With discount rate increased to 12.25%, State Bank hints at more taxes and higher utility tariffs
The State Bank on Monday raised discount rate by 150 basis points to 12.25 per cent (to be effective from May 21), with a clear hint that at more taxes and higher utility tariffs should be expected in the coming months, which would further drive already alarming inflation.
“The most recent IBA-SBP consumer confidence survey also shows that most households expect higher inflation during the next six months. Taking into account the recent developments discussed above and outlook for key sectors, average headline CPI inflation is expected to be in the range of 6.5-7.5 percent in FY19 and it is anticipated to be considerably higher in FY20,” says a statement issued by the State Bank of Pakistan (SBP), announcing the monetary policy.
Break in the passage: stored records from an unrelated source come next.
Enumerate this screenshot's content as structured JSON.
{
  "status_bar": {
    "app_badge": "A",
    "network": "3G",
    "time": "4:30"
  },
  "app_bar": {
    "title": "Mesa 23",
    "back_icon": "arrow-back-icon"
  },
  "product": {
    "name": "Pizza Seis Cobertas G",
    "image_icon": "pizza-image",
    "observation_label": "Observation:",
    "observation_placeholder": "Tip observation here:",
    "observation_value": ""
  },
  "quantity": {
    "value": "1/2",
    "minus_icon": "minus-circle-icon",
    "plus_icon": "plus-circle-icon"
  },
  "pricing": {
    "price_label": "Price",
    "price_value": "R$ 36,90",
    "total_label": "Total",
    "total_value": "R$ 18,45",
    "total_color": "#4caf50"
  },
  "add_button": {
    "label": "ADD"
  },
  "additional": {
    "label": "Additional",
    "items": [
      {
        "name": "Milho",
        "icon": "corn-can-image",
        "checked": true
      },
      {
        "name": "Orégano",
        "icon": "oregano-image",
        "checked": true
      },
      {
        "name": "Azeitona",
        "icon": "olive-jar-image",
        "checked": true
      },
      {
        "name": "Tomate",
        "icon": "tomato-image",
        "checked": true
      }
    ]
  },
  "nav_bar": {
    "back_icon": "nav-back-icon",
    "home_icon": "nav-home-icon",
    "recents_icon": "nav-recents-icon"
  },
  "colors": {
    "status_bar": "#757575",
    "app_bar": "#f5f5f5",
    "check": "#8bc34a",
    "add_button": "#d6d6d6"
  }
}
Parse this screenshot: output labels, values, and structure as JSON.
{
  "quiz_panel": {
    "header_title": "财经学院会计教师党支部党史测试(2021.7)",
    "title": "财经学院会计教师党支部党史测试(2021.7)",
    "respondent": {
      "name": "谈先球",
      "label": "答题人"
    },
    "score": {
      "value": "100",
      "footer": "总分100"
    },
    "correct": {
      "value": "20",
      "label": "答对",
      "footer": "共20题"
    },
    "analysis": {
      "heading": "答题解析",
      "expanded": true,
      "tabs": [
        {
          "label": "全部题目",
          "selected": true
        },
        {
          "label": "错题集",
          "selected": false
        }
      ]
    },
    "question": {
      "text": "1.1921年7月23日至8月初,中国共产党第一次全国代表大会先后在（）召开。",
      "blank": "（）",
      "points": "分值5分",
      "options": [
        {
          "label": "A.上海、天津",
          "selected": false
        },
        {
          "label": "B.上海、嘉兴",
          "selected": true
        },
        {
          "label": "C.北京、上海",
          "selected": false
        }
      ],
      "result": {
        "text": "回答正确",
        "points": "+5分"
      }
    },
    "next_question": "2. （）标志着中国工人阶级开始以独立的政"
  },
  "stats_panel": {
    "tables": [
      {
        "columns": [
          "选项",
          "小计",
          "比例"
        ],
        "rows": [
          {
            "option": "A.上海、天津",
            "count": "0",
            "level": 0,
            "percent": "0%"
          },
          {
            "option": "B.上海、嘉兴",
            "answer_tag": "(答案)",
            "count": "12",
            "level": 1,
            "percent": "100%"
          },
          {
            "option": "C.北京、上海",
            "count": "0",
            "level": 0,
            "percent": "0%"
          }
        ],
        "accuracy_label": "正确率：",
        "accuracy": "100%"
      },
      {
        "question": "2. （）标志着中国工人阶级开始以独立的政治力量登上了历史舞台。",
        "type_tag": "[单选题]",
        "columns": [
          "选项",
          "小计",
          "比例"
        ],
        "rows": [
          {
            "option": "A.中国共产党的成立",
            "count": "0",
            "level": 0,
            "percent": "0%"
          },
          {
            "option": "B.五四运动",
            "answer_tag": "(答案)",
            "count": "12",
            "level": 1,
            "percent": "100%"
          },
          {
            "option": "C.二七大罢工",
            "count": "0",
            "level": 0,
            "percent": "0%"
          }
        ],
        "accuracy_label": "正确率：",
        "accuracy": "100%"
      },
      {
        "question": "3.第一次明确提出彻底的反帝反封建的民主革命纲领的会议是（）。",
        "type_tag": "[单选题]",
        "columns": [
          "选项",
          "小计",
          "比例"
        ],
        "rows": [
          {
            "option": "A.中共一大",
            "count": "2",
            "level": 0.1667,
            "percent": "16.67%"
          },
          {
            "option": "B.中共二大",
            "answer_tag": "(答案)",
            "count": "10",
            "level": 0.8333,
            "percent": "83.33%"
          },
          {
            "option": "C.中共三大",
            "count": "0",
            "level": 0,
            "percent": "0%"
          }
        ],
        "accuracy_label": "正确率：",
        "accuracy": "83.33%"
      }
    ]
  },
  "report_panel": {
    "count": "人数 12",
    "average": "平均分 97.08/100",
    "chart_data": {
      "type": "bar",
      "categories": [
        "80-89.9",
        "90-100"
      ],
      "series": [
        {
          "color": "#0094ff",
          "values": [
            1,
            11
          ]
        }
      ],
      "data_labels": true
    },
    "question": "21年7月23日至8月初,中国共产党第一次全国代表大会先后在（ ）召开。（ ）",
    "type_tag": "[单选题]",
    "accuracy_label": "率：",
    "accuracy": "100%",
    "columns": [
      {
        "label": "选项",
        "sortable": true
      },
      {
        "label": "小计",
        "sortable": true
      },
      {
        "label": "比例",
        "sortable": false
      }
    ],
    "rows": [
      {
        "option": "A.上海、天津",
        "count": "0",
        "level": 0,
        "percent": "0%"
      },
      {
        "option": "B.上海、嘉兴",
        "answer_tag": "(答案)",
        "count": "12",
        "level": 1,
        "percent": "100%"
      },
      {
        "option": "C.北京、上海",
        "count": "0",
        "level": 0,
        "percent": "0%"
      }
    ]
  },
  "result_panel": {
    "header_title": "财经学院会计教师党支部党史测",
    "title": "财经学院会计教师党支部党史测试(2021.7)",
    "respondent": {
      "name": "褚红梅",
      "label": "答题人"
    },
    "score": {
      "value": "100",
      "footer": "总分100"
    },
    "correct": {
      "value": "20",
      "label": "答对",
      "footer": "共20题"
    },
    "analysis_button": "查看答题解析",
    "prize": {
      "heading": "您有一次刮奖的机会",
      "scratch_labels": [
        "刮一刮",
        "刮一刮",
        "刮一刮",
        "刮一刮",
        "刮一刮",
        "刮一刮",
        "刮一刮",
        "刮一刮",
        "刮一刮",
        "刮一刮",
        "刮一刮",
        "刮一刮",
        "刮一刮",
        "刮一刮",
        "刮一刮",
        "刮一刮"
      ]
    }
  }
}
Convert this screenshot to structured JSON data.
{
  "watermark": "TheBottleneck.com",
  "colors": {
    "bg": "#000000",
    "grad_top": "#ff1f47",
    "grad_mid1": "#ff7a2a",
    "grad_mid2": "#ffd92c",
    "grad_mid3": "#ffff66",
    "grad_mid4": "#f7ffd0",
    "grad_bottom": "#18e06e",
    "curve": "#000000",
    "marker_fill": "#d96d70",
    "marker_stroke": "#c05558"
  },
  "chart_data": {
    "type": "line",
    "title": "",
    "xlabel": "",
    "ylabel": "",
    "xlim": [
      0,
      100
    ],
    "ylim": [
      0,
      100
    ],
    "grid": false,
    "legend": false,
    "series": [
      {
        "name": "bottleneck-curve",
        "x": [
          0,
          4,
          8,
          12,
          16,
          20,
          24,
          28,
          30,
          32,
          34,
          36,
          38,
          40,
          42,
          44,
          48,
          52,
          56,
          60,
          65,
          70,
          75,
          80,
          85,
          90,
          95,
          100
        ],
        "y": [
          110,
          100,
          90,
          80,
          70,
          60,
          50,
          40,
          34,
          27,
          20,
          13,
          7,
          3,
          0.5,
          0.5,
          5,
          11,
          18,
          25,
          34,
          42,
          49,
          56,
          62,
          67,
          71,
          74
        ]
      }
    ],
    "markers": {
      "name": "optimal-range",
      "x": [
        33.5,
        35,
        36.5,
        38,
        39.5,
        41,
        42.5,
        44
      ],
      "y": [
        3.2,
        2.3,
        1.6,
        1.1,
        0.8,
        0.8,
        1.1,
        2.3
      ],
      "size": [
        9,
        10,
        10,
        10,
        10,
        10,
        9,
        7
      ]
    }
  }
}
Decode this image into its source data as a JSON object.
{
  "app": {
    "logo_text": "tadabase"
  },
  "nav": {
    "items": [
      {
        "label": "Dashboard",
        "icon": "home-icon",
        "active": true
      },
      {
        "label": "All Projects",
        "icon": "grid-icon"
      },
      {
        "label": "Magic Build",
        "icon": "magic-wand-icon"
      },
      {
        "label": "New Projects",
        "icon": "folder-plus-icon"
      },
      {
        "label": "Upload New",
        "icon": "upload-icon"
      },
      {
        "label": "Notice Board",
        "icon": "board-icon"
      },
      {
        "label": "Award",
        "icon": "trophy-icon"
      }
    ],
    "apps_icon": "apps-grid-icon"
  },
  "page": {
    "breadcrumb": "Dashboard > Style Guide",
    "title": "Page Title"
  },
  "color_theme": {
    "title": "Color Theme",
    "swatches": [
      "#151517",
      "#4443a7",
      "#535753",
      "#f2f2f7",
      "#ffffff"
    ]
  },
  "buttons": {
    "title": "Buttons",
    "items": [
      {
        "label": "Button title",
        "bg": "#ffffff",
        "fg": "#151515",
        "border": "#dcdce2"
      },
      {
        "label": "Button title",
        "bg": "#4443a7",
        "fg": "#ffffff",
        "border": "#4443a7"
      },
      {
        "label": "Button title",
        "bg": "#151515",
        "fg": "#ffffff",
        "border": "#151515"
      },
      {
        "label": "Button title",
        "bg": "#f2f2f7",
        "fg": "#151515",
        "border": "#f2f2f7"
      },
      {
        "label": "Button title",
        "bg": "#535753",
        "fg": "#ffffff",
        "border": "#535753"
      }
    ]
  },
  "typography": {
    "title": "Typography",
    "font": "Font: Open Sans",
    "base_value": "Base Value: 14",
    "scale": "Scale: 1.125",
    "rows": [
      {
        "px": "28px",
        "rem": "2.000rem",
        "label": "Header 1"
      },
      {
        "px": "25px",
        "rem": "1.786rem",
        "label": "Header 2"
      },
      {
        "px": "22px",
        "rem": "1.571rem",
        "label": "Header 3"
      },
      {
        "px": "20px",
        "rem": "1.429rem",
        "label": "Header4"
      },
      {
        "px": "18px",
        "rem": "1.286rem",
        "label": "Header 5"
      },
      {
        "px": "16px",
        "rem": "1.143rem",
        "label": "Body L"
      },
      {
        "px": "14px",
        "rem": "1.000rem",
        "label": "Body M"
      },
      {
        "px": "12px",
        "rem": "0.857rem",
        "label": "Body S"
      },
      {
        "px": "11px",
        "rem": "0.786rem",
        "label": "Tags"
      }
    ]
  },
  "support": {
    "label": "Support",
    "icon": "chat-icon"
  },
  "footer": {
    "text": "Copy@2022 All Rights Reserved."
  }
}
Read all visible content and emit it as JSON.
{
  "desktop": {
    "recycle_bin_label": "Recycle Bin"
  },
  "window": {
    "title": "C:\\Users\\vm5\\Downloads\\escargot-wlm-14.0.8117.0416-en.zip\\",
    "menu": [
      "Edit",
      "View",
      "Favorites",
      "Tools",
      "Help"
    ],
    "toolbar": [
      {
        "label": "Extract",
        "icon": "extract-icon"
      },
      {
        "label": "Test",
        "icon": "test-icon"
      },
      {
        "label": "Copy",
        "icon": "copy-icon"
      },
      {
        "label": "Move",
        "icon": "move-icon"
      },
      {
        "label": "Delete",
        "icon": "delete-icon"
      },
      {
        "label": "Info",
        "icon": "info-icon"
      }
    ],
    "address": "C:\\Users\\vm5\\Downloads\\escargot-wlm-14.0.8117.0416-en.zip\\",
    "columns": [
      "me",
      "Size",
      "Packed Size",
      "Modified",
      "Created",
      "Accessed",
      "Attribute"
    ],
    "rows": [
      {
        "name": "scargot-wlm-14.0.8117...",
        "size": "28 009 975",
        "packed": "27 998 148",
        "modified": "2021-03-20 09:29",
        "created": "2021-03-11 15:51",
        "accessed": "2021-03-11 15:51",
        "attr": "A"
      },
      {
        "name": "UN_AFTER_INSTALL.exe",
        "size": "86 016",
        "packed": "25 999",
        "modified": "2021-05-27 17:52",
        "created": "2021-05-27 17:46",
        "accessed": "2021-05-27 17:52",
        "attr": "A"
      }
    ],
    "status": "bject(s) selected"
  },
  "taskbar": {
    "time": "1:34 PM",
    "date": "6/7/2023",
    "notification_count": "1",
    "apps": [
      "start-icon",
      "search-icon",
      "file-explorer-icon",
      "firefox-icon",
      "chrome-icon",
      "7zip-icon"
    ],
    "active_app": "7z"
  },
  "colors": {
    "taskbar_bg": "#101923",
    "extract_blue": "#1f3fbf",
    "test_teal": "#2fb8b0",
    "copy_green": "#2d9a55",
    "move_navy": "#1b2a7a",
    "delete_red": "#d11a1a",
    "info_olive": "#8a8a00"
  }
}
It is the first monetary policy announced after the appointment of Dr Reza Baqir as the SBP governor.
It mentioned that the consumer price index (CPI) rose by 9.4 per cent in March and 8.8 per cent in April, on a year-on-year basis. Average headline CPI inflation reached 7 per cent in Jul-Apr FY19 compared to 3.8 per cent in the same period last year.
The statement added that the annualised headline month-on-month inflation has risen considerably in the last three months due to the recent hike in domestic fuel prices and rising food prices and input costs.
“This inflation outlook is subject to a number of upside risks from an expected rationalization of taxes in the upcoming budget, potential adjustments in electricity and gas tariffs, and volatility in international oil prices. The inflation outlook suggests a fall in real interest rates on a forward-looking basis,” it added.
“The monetary policy committee [of the SBP] noted that further policy measures are required to address underlying inflationary pressures from higher recent month-on-month headline and core inflation outturns, recent exchange rate depreciation, an elevated fiscal deficit and its increased monetisation, and potential adjustments in utility tariffs,” the statement read.
The SBP also noted that the current level of foreign reserves was below standard adequacy levels and sufficient for only three months of imports cover.
The SBP report mentioned that the overall fiscal deficit was likely to be considerably higher during Jul-Mar FY19 as compared to the same period last year due to a shortfall in revenue collection, higher than budgeted interest payments and security related expenditures.
“From a monetary policy perspective, a growing portion of the fiscal deficit has been financed through borrowings from SBP. In absolute terms, the government borrowed Rs4.8 trillion from the central during Jul 1 to May 10 period of the FY19, which is 2.4 times the borrowing during the same period last year.”
The bank’s estimates showed that economic growth was expected to slow in Fiscal Year 19 but rise modestly in Fiscal Year 20.
“This slowdown is mostly due to lower growth in agriculture and industry. More than two-thirds of real GDP growth in FY19 is expected to come from services.”
However, the SBP hoped, “Going forward, some gradual recovery in economic activity is expected on the back of improved market sentiment in the context of the IMF supported programme.”
According to the policy report, the non-oil trade deficit declined from $13.7b in Jul-Mar FY18 to $11b in Jul-Mar FY19.
“Recent indicators suggest export volumes have begun to grow although total export receipts have not grown due to unfavourable prices.”
It said that foreign reserves declined to $8.8 billion as of May 10 from $10.5 billion at March-end 2019. “The exchange rate also came under pressure in the last few days. In SBP’s view, the recent movement in the exchange rate reflects the continuing resolution of accumulated imbalances of the past and some role of supply and demand factors.”